[Dataset rows for apps and sites]

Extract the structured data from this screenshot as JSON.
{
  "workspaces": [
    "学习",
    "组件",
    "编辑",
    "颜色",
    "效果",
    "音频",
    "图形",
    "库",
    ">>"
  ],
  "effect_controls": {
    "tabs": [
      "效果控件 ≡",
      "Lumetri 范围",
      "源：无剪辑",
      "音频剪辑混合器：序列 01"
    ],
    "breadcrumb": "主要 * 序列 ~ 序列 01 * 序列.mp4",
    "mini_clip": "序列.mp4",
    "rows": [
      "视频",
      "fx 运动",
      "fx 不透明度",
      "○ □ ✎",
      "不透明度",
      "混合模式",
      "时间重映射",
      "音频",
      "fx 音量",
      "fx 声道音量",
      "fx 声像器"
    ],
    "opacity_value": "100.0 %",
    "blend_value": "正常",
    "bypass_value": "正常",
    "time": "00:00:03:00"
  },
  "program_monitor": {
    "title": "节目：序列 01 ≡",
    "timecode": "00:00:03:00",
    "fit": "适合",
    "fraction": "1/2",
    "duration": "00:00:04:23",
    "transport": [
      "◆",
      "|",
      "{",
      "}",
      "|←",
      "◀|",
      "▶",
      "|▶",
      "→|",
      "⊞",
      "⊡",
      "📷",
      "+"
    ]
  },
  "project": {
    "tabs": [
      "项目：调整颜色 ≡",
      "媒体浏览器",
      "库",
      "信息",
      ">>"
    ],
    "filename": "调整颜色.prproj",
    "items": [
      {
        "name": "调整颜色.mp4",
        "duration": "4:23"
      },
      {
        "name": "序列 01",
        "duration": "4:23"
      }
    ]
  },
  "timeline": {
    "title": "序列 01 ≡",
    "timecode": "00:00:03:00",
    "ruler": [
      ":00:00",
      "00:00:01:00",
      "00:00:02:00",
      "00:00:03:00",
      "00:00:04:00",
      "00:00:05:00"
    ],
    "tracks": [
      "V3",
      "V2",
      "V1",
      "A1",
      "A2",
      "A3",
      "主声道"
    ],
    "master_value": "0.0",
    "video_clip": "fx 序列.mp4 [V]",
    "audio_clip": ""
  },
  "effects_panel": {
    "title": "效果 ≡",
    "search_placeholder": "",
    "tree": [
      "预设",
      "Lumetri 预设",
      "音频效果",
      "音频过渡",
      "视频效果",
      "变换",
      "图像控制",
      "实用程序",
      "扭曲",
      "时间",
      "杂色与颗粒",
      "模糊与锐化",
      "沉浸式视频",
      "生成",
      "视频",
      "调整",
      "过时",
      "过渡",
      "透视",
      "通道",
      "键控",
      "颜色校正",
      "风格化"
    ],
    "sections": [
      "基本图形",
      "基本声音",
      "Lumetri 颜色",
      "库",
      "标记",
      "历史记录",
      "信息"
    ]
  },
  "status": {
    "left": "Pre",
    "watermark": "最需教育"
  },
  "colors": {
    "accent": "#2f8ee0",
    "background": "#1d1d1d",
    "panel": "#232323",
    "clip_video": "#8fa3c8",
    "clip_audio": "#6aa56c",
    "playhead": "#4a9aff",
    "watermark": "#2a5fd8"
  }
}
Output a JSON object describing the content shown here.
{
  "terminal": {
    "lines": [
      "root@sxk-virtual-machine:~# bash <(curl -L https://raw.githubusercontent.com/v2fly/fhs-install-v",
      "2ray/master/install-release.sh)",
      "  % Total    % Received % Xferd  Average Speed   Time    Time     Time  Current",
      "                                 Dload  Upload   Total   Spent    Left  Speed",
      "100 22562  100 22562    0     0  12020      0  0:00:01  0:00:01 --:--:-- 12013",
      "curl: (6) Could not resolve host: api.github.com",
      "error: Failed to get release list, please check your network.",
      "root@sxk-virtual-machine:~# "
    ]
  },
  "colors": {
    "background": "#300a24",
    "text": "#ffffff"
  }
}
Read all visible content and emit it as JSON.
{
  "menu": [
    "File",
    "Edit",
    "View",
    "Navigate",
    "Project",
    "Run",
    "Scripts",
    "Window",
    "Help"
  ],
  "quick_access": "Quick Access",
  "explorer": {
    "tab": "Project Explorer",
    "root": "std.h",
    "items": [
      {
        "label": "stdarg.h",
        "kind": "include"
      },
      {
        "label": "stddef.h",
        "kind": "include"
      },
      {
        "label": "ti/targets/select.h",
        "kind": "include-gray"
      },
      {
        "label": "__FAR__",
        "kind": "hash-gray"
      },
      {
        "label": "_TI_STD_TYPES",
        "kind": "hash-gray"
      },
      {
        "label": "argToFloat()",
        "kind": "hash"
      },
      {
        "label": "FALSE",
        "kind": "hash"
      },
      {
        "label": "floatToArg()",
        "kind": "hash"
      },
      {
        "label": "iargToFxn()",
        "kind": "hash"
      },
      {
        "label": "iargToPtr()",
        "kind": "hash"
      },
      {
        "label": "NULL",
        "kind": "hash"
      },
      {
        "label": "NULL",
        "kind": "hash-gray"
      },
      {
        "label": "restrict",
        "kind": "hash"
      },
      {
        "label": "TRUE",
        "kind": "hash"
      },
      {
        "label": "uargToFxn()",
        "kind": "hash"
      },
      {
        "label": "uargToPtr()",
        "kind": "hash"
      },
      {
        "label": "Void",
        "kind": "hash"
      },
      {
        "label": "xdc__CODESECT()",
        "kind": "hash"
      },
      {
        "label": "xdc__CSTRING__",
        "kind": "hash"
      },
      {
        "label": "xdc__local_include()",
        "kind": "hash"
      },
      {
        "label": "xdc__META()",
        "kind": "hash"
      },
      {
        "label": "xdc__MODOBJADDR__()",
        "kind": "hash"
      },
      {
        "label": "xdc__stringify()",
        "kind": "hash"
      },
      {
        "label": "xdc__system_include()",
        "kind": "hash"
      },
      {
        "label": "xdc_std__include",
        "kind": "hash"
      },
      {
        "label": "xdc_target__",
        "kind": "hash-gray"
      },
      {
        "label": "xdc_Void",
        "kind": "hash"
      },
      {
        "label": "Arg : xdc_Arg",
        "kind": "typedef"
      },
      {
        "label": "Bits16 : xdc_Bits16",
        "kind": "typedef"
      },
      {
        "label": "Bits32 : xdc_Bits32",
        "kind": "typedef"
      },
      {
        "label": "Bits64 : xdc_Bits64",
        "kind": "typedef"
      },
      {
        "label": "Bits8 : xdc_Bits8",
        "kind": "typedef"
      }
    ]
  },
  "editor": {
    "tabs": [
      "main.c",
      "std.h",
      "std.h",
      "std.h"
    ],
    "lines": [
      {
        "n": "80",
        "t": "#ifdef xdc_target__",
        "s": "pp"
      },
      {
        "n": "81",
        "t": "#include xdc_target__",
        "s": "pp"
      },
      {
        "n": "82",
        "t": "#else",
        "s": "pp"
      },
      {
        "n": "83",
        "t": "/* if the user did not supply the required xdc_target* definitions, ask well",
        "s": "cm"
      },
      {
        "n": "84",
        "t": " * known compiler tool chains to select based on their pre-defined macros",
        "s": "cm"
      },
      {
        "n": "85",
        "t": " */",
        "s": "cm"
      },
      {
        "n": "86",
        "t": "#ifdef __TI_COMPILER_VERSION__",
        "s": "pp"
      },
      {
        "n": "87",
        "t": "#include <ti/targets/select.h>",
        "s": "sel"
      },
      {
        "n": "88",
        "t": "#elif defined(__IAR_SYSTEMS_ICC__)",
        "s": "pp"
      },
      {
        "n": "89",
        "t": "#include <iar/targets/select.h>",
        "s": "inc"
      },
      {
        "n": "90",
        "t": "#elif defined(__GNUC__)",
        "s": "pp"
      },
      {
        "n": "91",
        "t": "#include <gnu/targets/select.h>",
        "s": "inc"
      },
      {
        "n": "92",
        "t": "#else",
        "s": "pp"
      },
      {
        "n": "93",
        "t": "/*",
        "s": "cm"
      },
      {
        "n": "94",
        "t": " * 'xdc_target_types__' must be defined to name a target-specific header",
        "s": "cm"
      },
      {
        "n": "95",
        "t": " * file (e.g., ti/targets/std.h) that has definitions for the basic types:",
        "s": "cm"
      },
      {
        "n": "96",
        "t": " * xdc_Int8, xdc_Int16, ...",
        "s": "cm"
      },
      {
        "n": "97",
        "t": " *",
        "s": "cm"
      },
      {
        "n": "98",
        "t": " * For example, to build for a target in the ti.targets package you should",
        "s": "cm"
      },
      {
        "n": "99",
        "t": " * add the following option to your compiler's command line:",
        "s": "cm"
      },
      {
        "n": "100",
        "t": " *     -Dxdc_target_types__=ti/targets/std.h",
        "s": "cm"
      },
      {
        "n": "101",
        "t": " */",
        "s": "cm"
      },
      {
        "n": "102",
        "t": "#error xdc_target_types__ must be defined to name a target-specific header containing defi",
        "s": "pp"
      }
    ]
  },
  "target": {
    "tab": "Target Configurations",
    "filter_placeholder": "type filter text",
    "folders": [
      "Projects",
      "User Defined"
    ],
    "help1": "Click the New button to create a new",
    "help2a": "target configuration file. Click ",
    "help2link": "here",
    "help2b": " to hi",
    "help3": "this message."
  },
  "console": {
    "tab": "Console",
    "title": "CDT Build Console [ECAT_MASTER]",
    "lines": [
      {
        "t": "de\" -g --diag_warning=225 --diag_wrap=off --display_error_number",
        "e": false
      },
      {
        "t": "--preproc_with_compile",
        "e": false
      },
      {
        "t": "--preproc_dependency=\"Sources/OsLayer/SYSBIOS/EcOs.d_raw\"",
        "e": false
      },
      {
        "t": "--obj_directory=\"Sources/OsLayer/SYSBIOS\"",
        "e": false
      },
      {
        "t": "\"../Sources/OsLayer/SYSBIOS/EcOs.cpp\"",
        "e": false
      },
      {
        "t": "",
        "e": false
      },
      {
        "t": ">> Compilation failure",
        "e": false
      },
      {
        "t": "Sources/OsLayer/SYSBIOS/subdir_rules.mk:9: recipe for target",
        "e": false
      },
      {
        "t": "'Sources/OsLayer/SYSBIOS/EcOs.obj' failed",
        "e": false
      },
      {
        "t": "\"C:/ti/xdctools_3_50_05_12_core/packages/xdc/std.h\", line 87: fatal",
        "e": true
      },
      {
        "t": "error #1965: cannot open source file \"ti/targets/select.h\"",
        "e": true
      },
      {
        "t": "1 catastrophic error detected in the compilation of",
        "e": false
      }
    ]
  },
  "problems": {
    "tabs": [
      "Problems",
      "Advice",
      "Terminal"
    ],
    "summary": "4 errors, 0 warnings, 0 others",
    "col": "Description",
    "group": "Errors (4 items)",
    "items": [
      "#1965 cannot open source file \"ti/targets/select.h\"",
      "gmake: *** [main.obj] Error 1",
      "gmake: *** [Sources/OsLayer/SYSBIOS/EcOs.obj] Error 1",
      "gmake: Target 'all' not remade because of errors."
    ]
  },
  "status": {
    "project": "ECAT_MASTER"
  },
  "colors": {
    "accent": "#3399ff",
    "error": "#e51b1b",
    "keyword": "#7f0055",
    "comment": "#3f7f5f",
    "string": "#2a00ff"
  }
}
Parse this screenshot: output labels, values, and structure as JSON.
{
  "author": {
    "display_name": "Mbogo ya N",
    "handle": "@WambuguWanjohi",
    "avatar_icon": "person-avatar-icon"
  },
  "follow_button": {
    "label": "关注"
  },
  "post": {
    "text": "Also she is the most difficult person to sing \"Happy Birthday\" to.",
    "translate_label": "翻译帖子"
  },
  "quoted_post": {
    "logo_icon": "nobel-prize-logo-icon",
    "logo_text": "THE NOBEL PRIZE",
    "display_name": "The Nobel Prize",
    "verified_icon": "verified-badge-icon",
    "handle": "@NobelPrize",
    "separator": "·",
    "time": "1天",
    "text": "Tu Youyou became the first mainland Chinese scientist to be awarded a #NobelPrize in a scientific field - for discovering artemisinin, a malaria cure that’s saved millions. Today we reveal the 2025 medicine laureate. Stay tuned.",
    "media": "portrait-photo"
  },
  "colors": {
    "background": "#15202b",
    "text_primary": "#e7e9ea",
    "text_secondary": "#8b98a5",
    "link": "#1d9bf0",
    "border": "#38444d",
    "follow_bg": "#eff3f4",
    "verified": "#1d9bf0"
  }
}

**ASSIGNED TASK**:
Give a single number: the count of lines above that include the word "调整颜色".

**RESULT FOR THIS TASK**:
3